“I’d put this historically. “Gold OA” originally meant OA delivered by journals regardless of the journal’s business model. Both fee-based and no-fee OA journals were gold, as opposed to “green OA”, which meant OA delivered by repositories….”
“Tristan Louis gives weight to new term that I like a lot: fauxpen. Faux in French means “false” or “fake”. So fauxpen means fake open. There has always been a lot of that going around, but since the world of tech inevitably contains more of everything, there’s more fauxpen stuff than ever….”
“Furthermore, it appears that the turn toward open access in the scholarly communications landscape is increasingly facilitating the agendas of an oligopoly of for-profit data analytics companies. Perhaps realizing that “they’ve found something that is even more profitable than selling back to us academics the content that we have produced,”5 they venture ever further up the research stream, with every intent to colonize and canalize its entire flow.6 This poses a severe threat to the independence and quality of scholarly inquiry.7
In the light of these troubling developments, the expansion from Dotawo as a “diamond” open access to a common access journal represents a strong reaffirmation of the call that the late Aaron Swartz succinctly formulated in his “Guerilla Open Access Manifesto”: …
Swartz’s is a call to action that transcends the limitations of the open access movement as construed by the BOAI Declaration by plainly affirming that knowledge is a common good.
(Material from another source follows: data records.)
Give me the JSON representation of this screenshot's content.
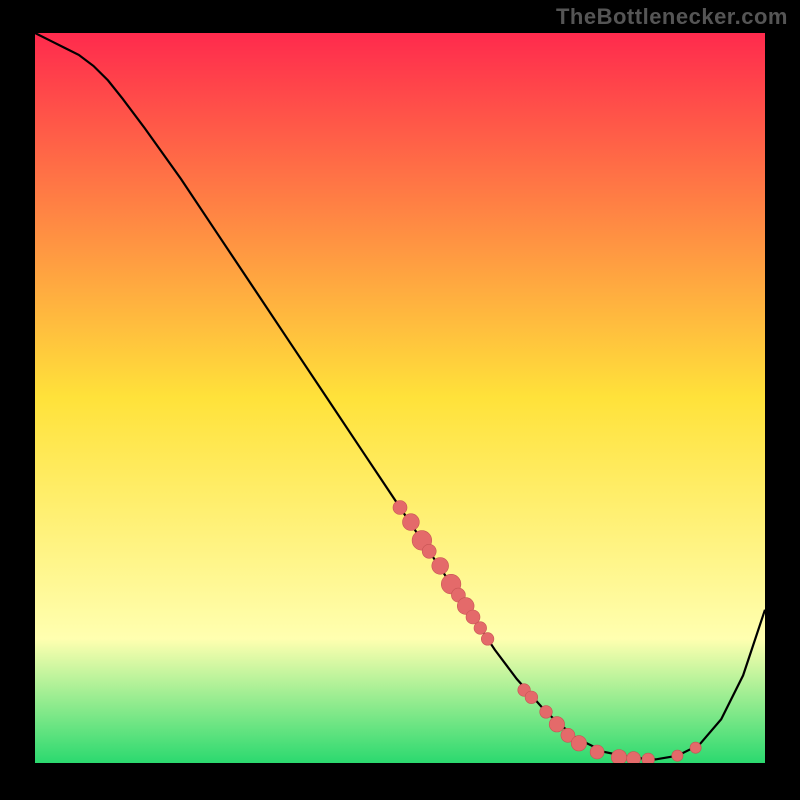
{
  "watermark": "TheBottlenecker.com",
  "colors": {
    "bg_black": "#000000",
    "grad_top": "#ff2a4d",
    "grad_mid": "#ffe23a",
    "grad_low": "#ffffb0",
    "grad_bottom": "#2bd96f",
    "curve": "#000000",
    "marker": "#e46a6a",
    "marker_edge": "#c75454"
  },
  "chart_data": {
    "type": "line",
    "title": "",
    "xlabel": "",
    "ylabel": "",
    "xlim": [
      0,
      100
    ],
    "ylim": [
      0,
      100
    ],
    "series": [
      {
        "name": "curve",
        "x": [
          0,
          2,
          4,
          6,
          8,
          10,
          12,
          15,
          20,
          25,
          30,
          35,
          40,
          45,
          50,
          55,
          60,
          63,
          66,
          70,
          74,
          78,
          82,
          85,
          88,
          91,
          94,
          97,
          100
        ],
        "y": [
          100,
          99,
          98,
          97,
          95.5,
          93.5,
          91,
          87,
          80,
          72.5,
          65,
          57.5,
          50,
          42.5,
          35,
          27.5,
          20,
          15.5,
          11.5,
          7,
          3.5,
          1.5,
          0.7,
          0.5,
          1,
          2.5,
          6,
          12,
          21
        ]
      }
    ],
    "markers": [
      {
        "x": 50,
        "y": 35,
        "r": 1.0
      },
      {
        "x": 51.5,
        "y": 33,
        "r": 1.2
      },
      {
        "x": 53,
        "y": 30.5,
        "r": 1.4
      },
      {
        "x": 54,
        "y": 29,
        "r": 1.0
      },
      {
        "x": 55.5,
        "y": 27,
        "r": 1.2
      },
      {
        "x": 57,
        "y": 24.5,
        "r": 1.4
      },
      {
        "x": 58,
        "y": 23,
        "r": 1.0
      },
      {
        "x": 59,
        "y": 21.5,
        "r": 1.2
      },
      {
        "x": 60,
        "y": 20,
        "r": 1.0
      },
      {
        "x": 61,
        "y": 18.5,
        "r": 0.9
      },
      {
        "x": 62,
        "y": 17,
        "r": 0.9
      },
      {
        "x": 67,
        "y": 10,
        "r": 0.9
      },
      {
        "x": 68,
        "y": 9,
        "r": 0.9
      },
      {
        "x": 70,
        "y": 7,
        "r": 0.9
      },
      {
        "x": 71.5,
        "y": 5.3,
        "r": 1.1
      },
      {
        "x": 73,
        "y": 3.8,
        "r": 1.0
      },
      {
        "x": 74.5,
        "y": 2.7,
        "r": 1.1
      },
      {
        "x": 77,
        "y": 1.5,
        "r": 1.0
      },
      {
        "x": 80,
        "y": 0.8,
        "r": 1.1
      },
      {
        "x": 82,
        "y": 0.6,
        "r": 1.0
      },
      {
        "x": 84,
        "y": 0.5,
        "r": 0.9
      },
      {
        "x": 88,
        "y": 1.0,
        "r": 0.8
      },
      {
        "x": 90.5,
        "y": 2.1,
        "r": 0.8
      }
    ]
  }
}
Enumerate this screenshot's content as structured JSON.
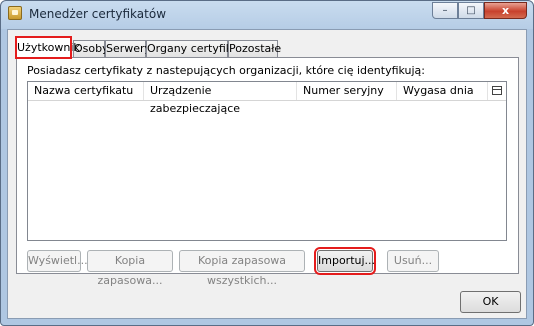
{
  "window": {
    "title": "Menedżer certyfikatów",
    "controls": {
      "minimize": "–",
      "maximize": "□",
      "close": "x"
    }
  },
  "tabs": [
    {
      "label": "Użytkownik",
      "active": true
    },
    {
      "label": "Osoby",
      "active": false
    },
    {
      "label": "Serwery",
      "active": false
    },
    {
      "label": "Organy certyfikacji",
      "active": false
    },
    {
      "label": "Pozostałe",
      "active": false
    }
  ],
  "panel": {
    "description": "Posiadasz certyfikaty z nastepujących organizacji, które cię identyfikują:",
    "columns": [
      "Nazwa certyfikatu",
      "Urządzenie zabezpieczające",
      "Numer seryjny",
      "Wygasa dnia"
    ],
    "rows": []
  },
  "buttons": {
    "view": "Wyświetl...",
    "backup": "Kopia zapasowa...",
    "backup_all": "Kopia zapasowa wszystkich...",
    "import": "Importuj...",
    "delete": "Usuń..."
  },
  "footer": {
    "ok": "OK"
  },
  "colors": {
    "highlight": "#e41c1c",
    "disabled_text": "#838383"
  }
}
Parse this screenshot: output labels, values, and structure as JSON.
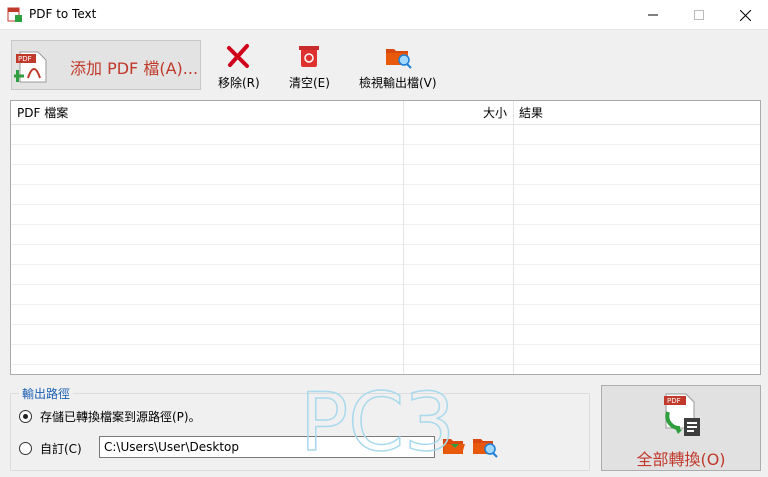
{
  "window": {
    "title": "PDF to Text"
  },
  "toolbar": {
    "add_label": "添加 PDF 檔(A)...",
    "remove_label": "移除(R)",
    "clear_label": "清空(E)",
    "view_label": "檢視輸出檔(V)"
  },
  "list": {
    "columns": [
      "PDF 檔案",
      "大小",
      "結果"
    ],
    "rows": []
  },
  "output": {
    "group_title": "輸出路徑",
    "option_source": "存儲已轉換檔案到源路徑(P)。",
    "option_custom": "自訂(C)",
    "path_value": "C:\\Users\\User\\Desktop",
    "selected": "source"
  },
  "convert": {
    "label": "全部轉換(O)"
  },
  "watermark": {
    "text": "PC3"
  },
  "colors": {
    "accent_red": "#c0392b",
    "group_title_blue": "#1a5fb4"
  }
}
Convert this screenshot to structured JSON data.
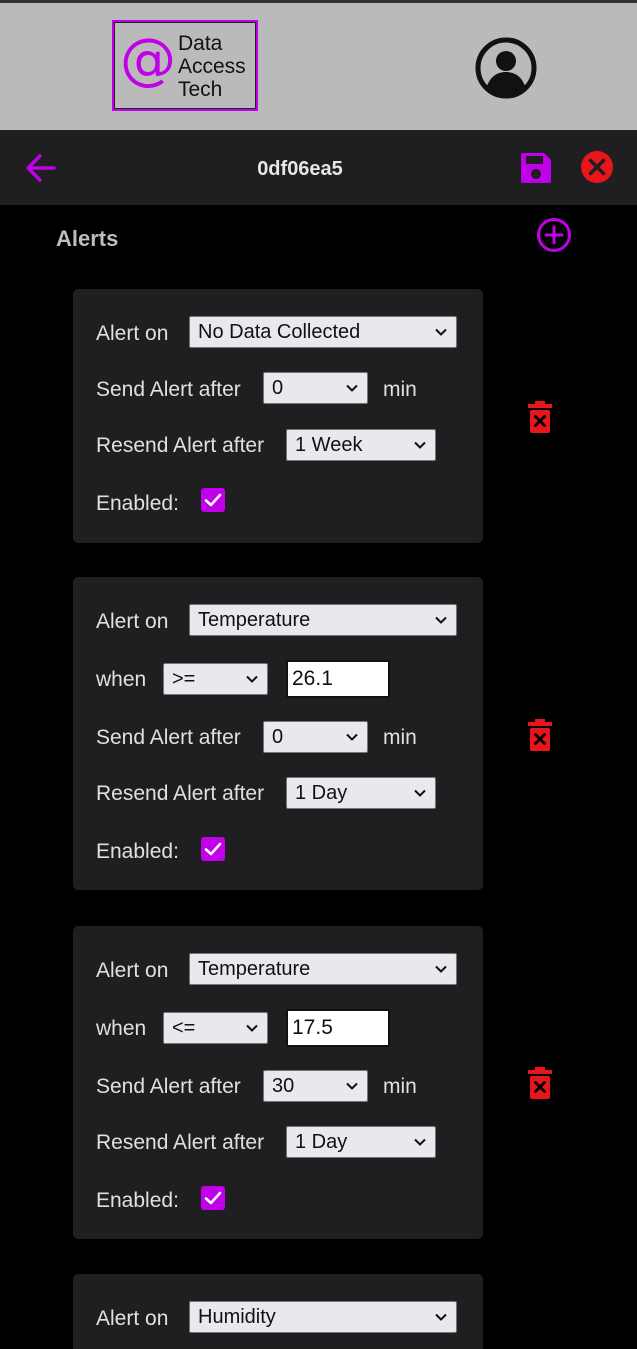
{
  "header": {
    "logo": {
      "at": "@",
      "lines": [
        "Data",
        "Access",
        "Tech"
      ]
    },
    "title": "0df06ea5"
  },
  "section": {
    "title": "Alerts"
  },
  "labels": {
    "alert_on": "Alert on",
    "when": "when",
    "send_after": "Send Alert after",
    "resend_after": "Resend Alert after",
    "enabled": "Enabled:",
    "min": "min"
  },
  "alerts": [
    {
      "alert_on": "No Data Collected",
      "send_after": "0",
      "resend_after": "1 Week",
      "enabled": true
    },
    {
      "alert_on": "Temperature",
      "operator": ">=",
      "threshold": "26.1",
      "send_after": "0",
      "resend_after": "1 Day",
      "enabled": true
    },
    {
      "alert_on": "Temperature",
      "operator": "<=",
      "threshold": "17.5",
      "send_after": "30",
      "resend_after": "1 Day",
      "enabled": true
    },
    {
      "alert_on": "Humidity"
    }
  ],
  "colors": {
    "accent": "#c000e8",
    "danger": "#e8151b",
    "card": "#1f1f21",
    "topbar": "#bababa"
  },
  "icons": [
    "back-arrow-icon",
    "save-icon",
    "close-icon",
    "add-circle-icon",
    "user-avatar-icon",
    "trash-icon",
    "chevron-down-icon",
    "check-icon"
  ]
}
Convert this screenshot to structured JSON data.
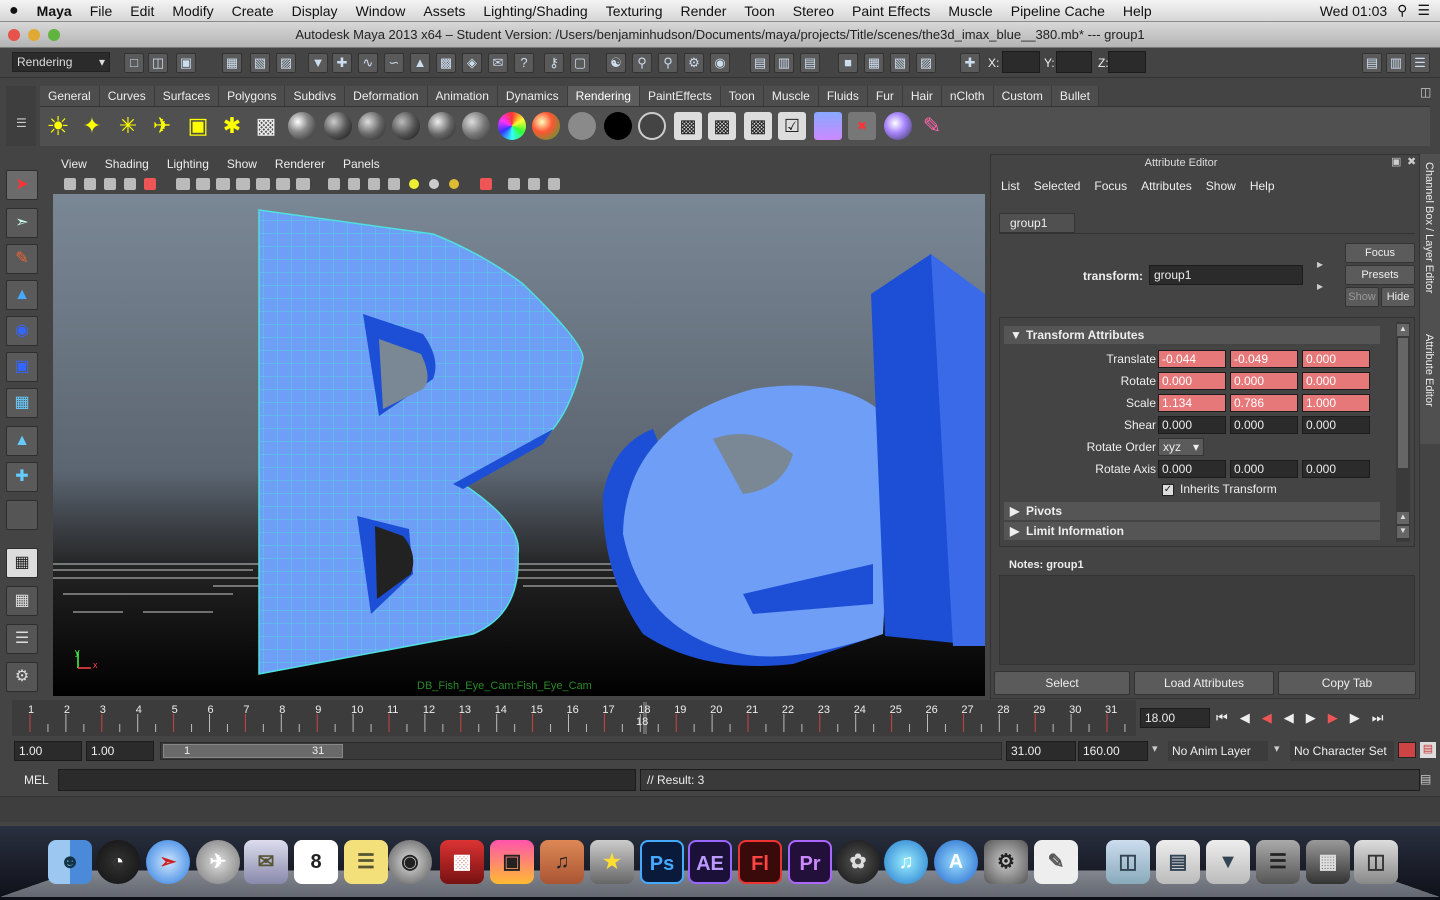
{
  "menubar": {
    "apple": "",
    "items": [
      "Maya",
      "File",
      "Edit",
      "Modify",
      "Create",
      "Display",
      "Window",
      "Assets",
      "Lighting/Shading",
      "Texturing",
      "Render",
      "Toon",
      "Stereo",
      "Paint Effects",
      "Muscle",
      "Pipeline Cache",
      "Help"
    ],
    "clock": "Wed 01:03"
  },
  "window": {
    "title": "Autodesk Maya 2013 x64 – Student Version: /Users/benjaminhudson/Documents/maya/projects/Title/scenes/the3d_imax_blue__380.mb*  ---   group1"
  },
  "statusline": {
    "menuset": "Rendering",
    "x_label": "X:",
    "y_label": "Y:",
    "z_label": "Z:"
  },
  "shelf": {
    "tabs": [
      "General",
      "Curves",
      "Surfaces",
      "Polygons",
      "Subdivs",
      "Deformation",
      "Animation",
      "Dynamics",
      "Rendering",
      "PaintEffects",
      "Toon",
      "Muscle",
      "Fluids",
      "Fur",
      "Hair",
      "nCloth",
      "Custom",
      "Bullet"
    ],
    "active": "Rendering"
  },
  "viewport": {
    "menu": [
      "View",
      "Shading",
      "Lighting",
      "Show",
      "Renderer",
      "Panels"
    ],
    "camera_label": "DB_Fish_Eye_Cam:Fish_Eye_Cam",
    "axis_x": "x",
    "axis_y": "y",
    "letters": [
      "B",
      "e",
      "l"
    ]
  },
  "attribute_editor": {
    "title": "Attribute Editor",
    "menu": [
      "List",
      "Selected",
      "Focus",
      "Attributes",
      "Show",
      "Help"
    ],
    "node_tab": "group1",
    "transform_label": "transform:",
    "transform_value": "group1",
    "buttons": {
      "focus": "Focus",
      "presets": "Presets",
      "show": "Show",
      "hide": "Hide"
    },
    "section_transform": "Transform Attributes",
    "translate_label": "Translate",
    "translate": [
      "-0.044",
      "-0.049",
      "0.000"
    ],
    "rotate_label": "Rotate",
    "rotate": [
      "0.000",
      "0.000",
      "0.000"
    ],
    "scale_label": "Scale",
    "scale": [
      "1.134",
      "0.786",
      "1.000"
    ],
    "shear_label": "Shear",
    "shear": [
      "0.000",
      "0.000",
      "0.000"
    ],
    "rotate_order_label": "Rotate Order",
    "rotate_order": "xyz",
    "rotate_axis_label": "Rotate Axis",
    "rotate_axis": [
      "0.000",
      "0.000",
      "0.000"
    ],
    "inherits_label": "Inherits Transform",
    "section_pivots": "Pivots",
    "section_limit": "Limit Information",
    "notes_label": "Notes:  group1",
    "bottom_buttons": [
      "Select",
      "Load Attributes",
      "Copy Tab"
    ],
    "side_tab_channel": "Channel Box / Layer Editor",
    "side_tab_attr": "Attribute Editor"
  },
  "timeline": {
    "ticks": [
      "1",
      "2",
      "3",
      "4",
      "5",
      "6",
      "7",
      "8",
      "9",
      "10",
      "11",
      "12",
      "13",
      "14",
      "15",
      "16",
      "17",
      "18",
      "19",
      "20",
      "21",
      "22",
      "23",
      "24",
      "25",
      "26",
      "27",
      "28",
      "29",
      "30",
      "31"
    ],
    "current_frame_marker": "18",
    "current_frame": "18.00"
  },
  "range": {
    "start": "1.00",
    "playback_start": "1.00",
    "slider_start": "1",
    "slider_end": "31",
    "playback_end": "31.00",
    "end": "160.00",
    "anim_layer": "No Anim Layer",
    "character_set": "No Character Set"
  },
  "cmdline": {
    "lang": "MEL",
    "result": "// Result: 3"
  },
  "colors": {
    "letter_face": "#6e9ef5",
    "letter_side": "#1d4fd6",
    "wire": "#4fe0e0",
    "error_field": "#e7787a"
  },
  "dock": {
    "apps": [
      "finder",
      "dashboard",
      "safari",
      "launchpad",
      "mail",
      "calendar",
      "stickies",
      "facetime",
      "photo-booth",
      "iphoto",
      "garageband",
      "imovie",
      "photoshop",
      "after-effects",
      "flash",
      "premiere",
      "maya",
      "itunes",
      "app-store",
      "system-preferences",
      "textedit",
      "applications-folder",
      "documents-folder",
      "downloads-folder",
      "stack-folder",
      "trash"
    ],
    "ps_label": "Ps",
    "ae_label": "AE",
    "fl_label": "Fl",
    "pr_label": "Pr"
  }
}
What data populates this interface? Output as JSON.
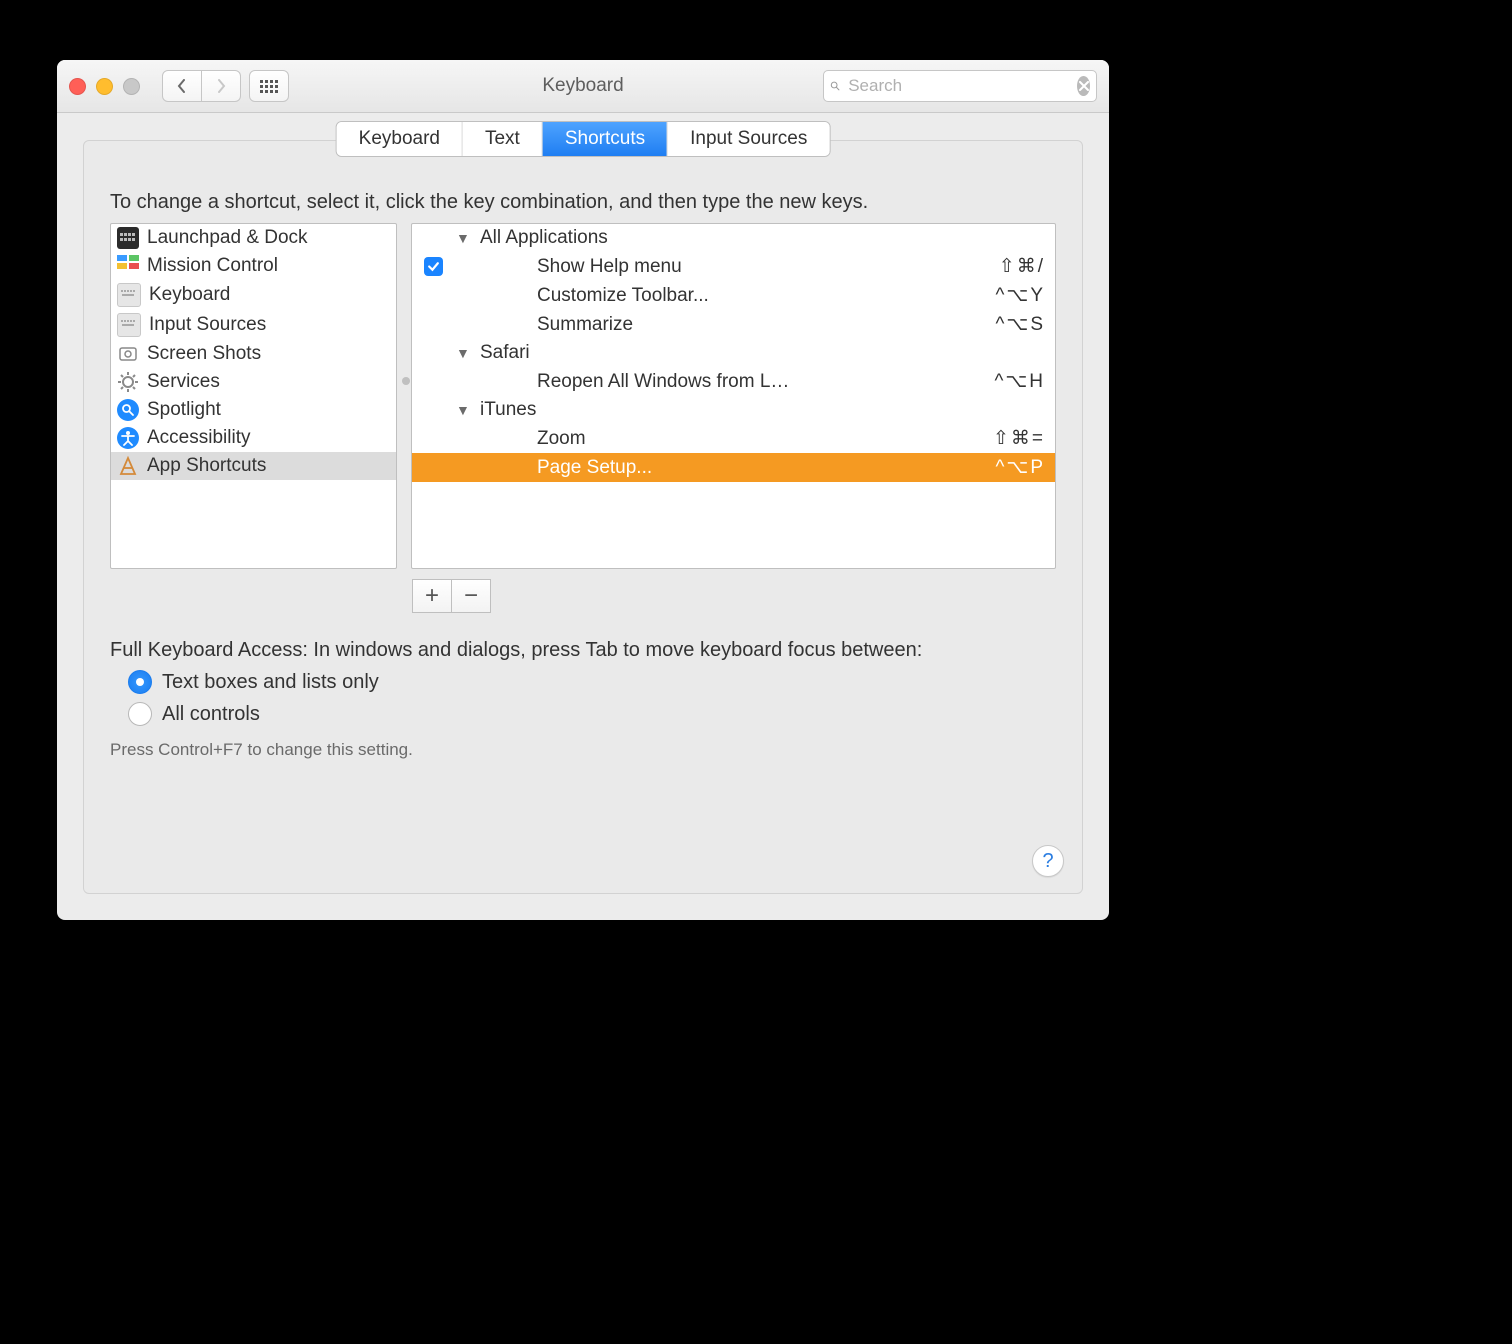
{
  "window": {
    "title": "Keyboard"
  },
  "search": {
    "placeholder": "Search"
  },
  "tabs": [
    "Keyboard",
    "Text",
    "Shortcuts",
    "Input Sources"
  ],
  "active_tab": 2,
  "instruction": "To change a shortcut, select it, click the key combination, and then type the new keys.",
  "categories": [
    {
      "label": "Launchpad & Dock",
      "icon": "launchpad"
    },
    {
      "label": "Mission Control",
      "icon": "mission"
    },
    {
      "label": "Keyboard",
      "icon": "keyboard"
    },
    {
      "label": "Input Sources",
      "icon": "keyboard"
    },
    {
      "label": "Screen Shots",
      "icon": "screenshot"
    },
    {
      "label": "Services",
      "icon": "gear"
    },
    {
      "label": "Spotlight",
      "icon": "search"
    },
    {
      "label": "Accessibility",
      "icon": "accessibility"
    },
    {
      "label": "App Shortcuts",
      "icon": "app",
      "selected": true
    }
  ],
  "shortcuts": [
    {
      "type": "group",
      "label": "All Applications"
    },
    {
      "type": "item",
      "label": "Show Help menu",
      "keys": "⇧⌘/",
      "checked": true
    },
    {
      "type": "item",
      "label": "Customize Toolbar...",
      "keys": "^⌥Y"
    },
    {
      "type": "item",
      "label": "Summarize",
      "keys": "^⌥S"
    },
    {
      "type": "group",
      "label": "Safari"
    },
    {
      "type": "item",
      "label": "Reopen All Windows from L…",
      "keys": "^⌥H"
    },
    {
      "type": "group",
      "label": "iTunes"
    },
    {
      "type": "item",
      "label": "Zoom",
      "keys": "⇧⌘="
    },
    {
      "type": "item",
      "label": "Page Setup...",
      "keys": "^⌥P",
      "selected": true
    }
  ],
  "footer": {
    "heading": "Full Keyboard Access: In windows and dialogs, press Tab to move keyboard focus between:",
    "options": [
      "Text boxes and lists only",
      "All controls"
    ],
    "selected_option": 0,
    "hint": "Press Control+F7 to change this setting."
  },
  "buttons": {
    "add": "+",
    "remove": "−",
    "help": "?"
  }
}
His call goes beyond open access, because it specifically targets materials that linger on a paper or silicon substrate in academic libraries and digital repositories without being accessible to “fair use.” The deposition of the references from Dotawo contributions in a public library is a first and limited attempt to offer a remedy, heeding the “Code of Best Practices in Fair Use” of the www?Association of Research Libraries, which approvingly cites the late Supreme Court Justice Brandeis that “the noblest of human productions — knowledge, truths ascertained, conceptions, and ideas — become, after voluntary communication to others, free as the air to common use.”9 This approach also dovetails the interpretation of “folk law” recently propounded by Kenneth Goldsmith, the founder of public library www?Ubuweb….”
Abstract: Open Educational Resources (OER) “are learning, teaching and research materials in any format and medium that reside in the public domain or are under copyright that have been released under an open license, that permit no-cost access, re-use, re-purpose, adaptation and redistribution by others” (UNESCO). In November 2019, UNESCO adopted a resolution on OER that had five objectives:
1. Building capacity of stakeholders to create access, use, adapt and redistribute OER;
2. Developing supportive policy;
3. Encouraging inclusive and equitable quality OER;
4. Nurturing the creation of sustainability models for OER; and
5. Facilitating international cooperation.
Overall this policy represents well the state of the art in OER and would serve to further the aims and objectives of open online education. Having said that, the document suffers from numerous cases of ambiguous terminology, some of it in places where serious misunderstandings could arise. The purpose of this article is to review this resolution, highlighting areas of ambiguity or where further discussion is needed in the OER community.